I’ve been away and then sick. This post is the start of remembering the lost near the date of the anniversary of the incident that cost all of us their lives. Doing them this way, I’ll often have more than one per week; February had so many anniversaries that I’ve had to split them to share during Lent, to catch up.
Remembered at St. Paul’s/Wellsboro PA February 28, 2015:
Recent Februarys Past
Signage/names/details for this week’s service:
“We remember this week the anniversary of four Black sisters and brothers who died in Februarys past, as a result of split-second fatal mistakes by police, that resulted in the death of Black citizens:
Feb 4, 1999 Mr. Amadou Diallo, age 23. This unarmed Guinean immigrant was shot by police in New York, NY who was reaching for his wallet in his building vestibule. His death sparked mainstream media coverage and national outrage over stop/frisk and profiling policies.
Feb 28, 2003 Mr. Orlando Barlow, age 28. Unarmed, but shot while surrendering on his knees in front of four Las Vegas, NV police officers called to defuse a domestic dispute. The officer who shot him and two other officers were fired after they printed T-shirts with the initials “BDRT” — “Baby’s Daddy Removal Team.”.
Feb 1, 2012 Stephon Watts, age 15. Parents had called for help with their autistic son per his therapist’s directions, but he was shot in the head by responding Calumet City, IN officers familiar with his condition (and previous, non-lethal “help”).
Feb 2, 2012 Mr. Ramarley Graham, age 18. This unarmed Bronx, NY teen was shot to death by police after they chased him into his family’s apartment building; they’d seen him adjusting his waistband.
I ask your prayers and your responses to these questions: Who were these people before they were killed? Had they ever done anything qualifying them for the death penalty? What, if anything, did their communities learn from this event?”
Closing Song: MY SISTERS AND BROTHERS
The post title comes from the reflection I’ve been having for some time, that these memorials are the present-day equivalent of this (only now we’ve learned to get the names):
Yes, this used to happen quite often. Somehow it doesn’t feel good enough that we’ve learned to try to get the names of the people we do this to in the USA.

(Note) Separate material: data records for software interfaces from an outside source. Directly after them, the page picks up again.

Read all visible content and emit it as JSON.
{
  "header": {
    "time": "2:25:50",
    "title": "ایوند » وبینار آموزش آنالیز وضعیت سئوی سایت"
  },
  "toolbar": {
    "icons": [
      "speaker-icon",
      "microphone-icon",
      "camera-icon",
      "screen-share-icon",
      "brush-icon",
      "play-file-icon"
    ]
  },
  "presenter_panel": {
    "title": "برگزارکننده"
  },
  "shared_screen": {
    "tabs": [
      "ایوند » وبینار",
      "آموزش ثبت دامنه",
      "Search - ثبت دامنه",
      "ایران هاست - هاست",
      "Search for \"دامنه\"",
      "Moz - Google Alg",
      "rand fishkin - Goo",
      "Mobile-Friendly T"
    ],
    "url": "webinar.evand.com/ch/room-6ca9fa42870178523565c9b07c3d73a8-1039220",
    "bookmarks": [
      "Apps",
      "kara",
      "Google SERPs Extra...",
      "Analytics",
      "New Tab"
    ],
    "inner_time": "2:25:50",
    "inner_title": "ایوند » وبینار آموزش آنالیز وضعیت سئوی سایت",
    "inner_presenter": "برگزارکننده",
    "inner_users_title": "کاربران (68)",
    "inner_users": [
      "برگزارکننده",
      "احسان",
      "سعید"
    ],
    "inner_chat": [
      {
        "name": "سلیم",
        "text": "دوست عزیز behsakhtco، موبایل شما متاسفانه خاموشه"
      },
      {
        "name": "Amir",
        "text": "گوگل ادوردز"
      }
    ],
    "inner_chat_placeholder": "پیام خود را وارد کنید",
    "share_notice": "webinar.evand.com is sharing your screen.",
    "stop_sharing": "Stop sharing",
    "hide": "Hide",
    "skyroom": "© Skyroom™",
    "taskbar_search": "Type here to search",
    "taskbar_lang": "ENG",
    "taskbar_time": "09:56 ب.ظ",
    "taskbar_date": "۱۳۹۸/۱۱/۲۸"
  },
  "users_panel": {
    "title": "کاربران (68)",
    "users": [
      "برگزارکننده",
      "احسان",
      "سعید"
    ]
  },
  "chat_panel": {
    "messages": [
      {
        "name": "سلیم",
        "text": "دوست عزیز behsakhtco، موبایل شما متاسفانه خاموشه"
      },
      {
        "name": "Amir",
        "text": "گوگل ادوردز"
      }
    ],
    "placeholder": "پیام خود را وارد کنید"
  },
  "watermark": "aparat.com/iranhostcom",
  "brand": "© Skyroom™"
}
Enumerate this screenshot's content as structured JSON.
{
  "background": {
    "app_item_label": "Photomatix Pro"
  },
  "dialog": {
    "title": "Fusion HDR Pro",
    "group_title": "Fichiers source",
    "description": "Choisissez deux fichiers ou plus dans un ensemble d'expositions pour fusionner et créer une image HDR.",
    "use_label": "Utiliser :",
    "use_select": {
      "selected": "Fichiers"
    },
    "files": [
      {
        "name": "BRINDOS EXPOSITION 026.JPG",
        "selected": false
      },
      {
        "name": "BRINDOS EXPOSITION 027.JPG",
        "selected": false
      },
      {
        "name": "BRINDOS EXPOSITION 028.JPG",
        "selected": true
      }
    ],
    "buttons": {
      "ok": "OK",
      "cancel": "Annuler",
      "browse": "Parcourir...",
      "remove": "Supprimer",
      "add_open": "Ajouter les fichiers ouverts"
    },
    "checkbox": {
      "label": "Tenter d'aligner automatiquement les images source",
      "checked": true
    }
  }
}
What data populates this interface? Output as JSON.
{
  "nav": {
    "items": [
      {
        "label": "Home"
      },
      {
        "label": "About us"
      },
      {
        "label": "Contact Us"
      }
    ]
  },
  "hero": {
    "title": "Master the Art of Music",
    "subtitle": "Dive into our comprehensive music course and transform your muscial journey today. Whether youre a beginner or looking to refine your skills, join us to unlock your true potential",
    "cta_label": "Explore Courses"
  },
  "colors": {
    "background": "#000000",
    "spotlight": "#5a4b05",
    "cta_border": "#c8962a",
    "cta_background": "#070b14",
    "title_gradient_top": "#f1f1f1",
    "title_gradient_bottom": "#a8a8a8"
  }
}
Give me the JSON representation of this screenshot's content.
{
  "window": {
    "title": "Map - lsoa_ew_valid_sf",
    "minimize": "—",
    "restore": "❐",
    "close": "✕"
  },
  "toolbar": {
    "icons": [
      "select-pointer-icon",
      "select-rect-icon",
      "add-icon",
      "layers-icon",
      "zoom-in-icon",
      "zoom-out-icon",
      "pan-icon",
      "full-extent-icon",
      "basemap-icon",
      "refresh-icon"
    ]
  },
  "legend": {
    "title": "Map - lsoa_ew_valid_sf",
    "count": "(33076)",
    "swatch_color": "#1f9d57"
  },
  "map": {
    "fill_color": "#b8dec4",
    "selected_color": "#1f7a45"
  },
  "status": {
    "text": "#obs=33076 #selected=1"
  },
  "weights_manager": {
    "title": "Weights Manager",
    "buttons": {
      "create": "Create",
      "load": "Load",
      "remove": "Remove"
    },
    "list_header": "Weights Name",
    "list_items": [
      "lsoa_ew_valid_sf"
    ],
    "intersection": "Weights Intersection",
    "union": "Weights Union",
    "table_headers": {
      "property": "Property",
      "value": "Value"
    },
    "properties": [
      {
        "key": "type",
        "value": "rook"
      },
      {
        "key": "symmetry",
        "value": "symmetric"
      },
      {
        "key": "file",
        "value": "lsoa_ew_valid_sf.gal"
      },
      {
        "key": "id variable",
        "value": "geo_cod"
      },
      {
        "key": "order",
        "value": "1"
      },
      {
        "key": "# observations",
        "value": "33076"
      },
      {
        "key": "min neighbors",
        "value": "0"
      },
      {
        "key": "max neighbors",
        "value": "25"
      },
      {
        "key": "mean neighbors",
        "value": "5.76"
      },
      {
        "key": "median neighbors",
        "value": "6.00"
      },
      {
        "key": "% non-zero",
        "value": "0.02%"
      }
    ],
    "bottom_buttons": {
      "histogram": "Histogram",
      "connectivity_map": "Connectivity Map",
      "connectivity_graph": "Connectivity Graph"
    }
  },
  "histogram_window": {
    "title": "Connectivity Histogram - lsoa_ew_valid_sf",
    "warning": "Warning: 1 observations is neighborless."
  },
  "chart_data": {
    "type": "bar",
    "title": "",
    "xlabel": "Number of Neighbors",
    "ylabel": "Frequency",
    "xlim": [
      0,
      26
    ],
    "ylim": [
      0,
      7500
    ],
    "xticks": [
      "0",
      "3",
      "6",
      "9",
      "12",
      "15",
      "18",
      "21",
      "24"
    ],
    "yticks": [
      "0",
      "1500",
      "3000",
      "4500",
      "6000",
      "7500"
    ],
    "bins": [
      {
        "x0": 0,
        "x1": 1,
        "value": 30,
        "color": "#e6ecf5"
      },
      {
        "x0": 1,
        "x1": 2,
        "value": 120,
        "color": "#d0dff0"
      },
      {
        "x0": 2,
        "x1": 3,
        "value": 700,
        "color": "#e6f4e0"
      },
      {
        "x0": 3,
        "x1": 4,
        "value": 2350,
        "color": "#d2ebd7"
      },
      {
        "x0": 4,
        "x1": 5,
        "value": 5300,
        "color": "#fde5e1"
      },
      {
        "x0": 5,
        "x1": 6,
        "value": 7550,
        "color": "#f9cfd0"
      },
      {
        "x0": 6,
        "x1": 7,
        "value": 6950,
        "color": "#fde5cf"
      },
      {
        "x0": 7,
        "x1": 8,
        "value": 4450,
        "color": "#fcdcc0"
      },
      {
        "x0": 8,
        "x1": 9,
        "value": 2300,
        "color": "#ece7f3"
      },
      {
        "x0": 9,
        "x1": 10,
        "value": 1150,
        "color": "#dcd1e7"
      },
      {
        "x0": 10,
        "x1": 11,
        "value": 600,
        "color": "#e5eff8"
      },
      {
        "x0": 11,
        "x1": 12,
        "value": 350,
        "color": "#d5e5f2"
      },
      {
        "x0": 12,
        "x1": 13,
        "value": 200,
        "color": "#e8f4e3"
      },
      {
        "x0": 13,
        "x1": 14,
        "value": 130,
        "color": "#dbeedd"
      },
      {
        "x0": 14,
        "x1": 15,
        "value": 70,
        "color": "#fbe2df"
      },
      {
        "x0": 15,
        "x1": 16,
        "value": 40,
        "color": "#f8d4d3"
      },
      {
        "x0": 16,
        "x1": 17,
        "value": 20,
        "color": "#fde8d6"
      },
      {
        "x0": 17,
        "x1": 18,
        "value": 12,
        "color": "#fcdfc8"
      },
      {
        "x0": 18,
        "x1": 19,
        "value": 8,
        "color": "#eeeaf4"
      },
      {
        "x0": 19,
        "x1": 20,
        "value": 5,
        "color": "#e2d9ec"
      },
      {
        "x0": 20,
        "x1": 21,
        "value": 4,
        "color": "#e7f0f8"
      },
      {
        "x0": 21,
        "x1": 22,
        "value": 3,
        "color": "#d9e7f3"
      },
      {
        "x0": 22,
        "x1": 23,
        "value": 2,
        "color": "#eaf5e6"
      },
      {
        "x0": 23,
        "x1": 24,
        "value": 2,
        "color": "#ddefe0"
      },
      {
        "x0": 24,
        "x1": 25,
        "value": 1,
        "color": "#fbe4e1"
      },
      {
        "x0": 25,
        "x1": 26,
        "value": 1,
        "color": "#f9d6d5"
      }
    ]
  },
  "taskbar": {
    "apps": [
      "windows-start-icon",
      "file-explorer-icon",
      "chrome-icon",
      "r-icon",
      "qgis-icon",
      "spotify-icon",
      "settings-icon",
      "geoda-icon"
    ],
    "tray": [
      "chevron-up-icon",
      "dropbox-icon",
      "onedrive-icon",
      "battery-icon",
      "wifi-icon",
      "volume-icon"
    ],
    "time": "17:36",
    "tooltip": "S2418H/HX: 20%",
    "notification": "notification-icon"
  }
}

I sat with all this long enough that a new song came. It will be sung unaccompanied, with each verse modulating up from deepest voice in V. 1, to a near-howl by the end:
MANY THOUSAND GONE
Learned from the singing of Odetta, this traditional Negro spiritual’s tune is familiar to many because Bob Dylan “borrowed” it for “Blowing in the Wind.” This version was written in memory of Black lives lost at the hands of badge-wearers who made split-second, tragic, fatal mistakes. These cost our whole planet’s people the lives of the individuals killed– as well as the generations of people who would have flowed from them in the unfolding of time. As white people, it is most appropriate that we sing about losing not our lives– because for the most part we’re safe– but the unearned Privilege that allows this.
Lyrics (c) 2015 Susan Oldberg Hinton for The Good News-Goodtime Band.
1. No more precious lives to mourn, no more, no more!
No more precious lives to mourn, many thousand… gone.
2. No more patient waiting, no more, no more!
No more patient waiting, many thousand… gone.
3. No more outraged silence, no more, no more!
No more outraged silence, many thousand… gone.
4. No more holding back for me, no more, no more!
No more holding back for me, many thousand… gone.
5. No more unearned privilege, no more, no more!
No more unearned privilege, many thousand… gone.
6. No more sorrow songs for me, no more, no more!
No more sorrow songs for me, many thousand… gone.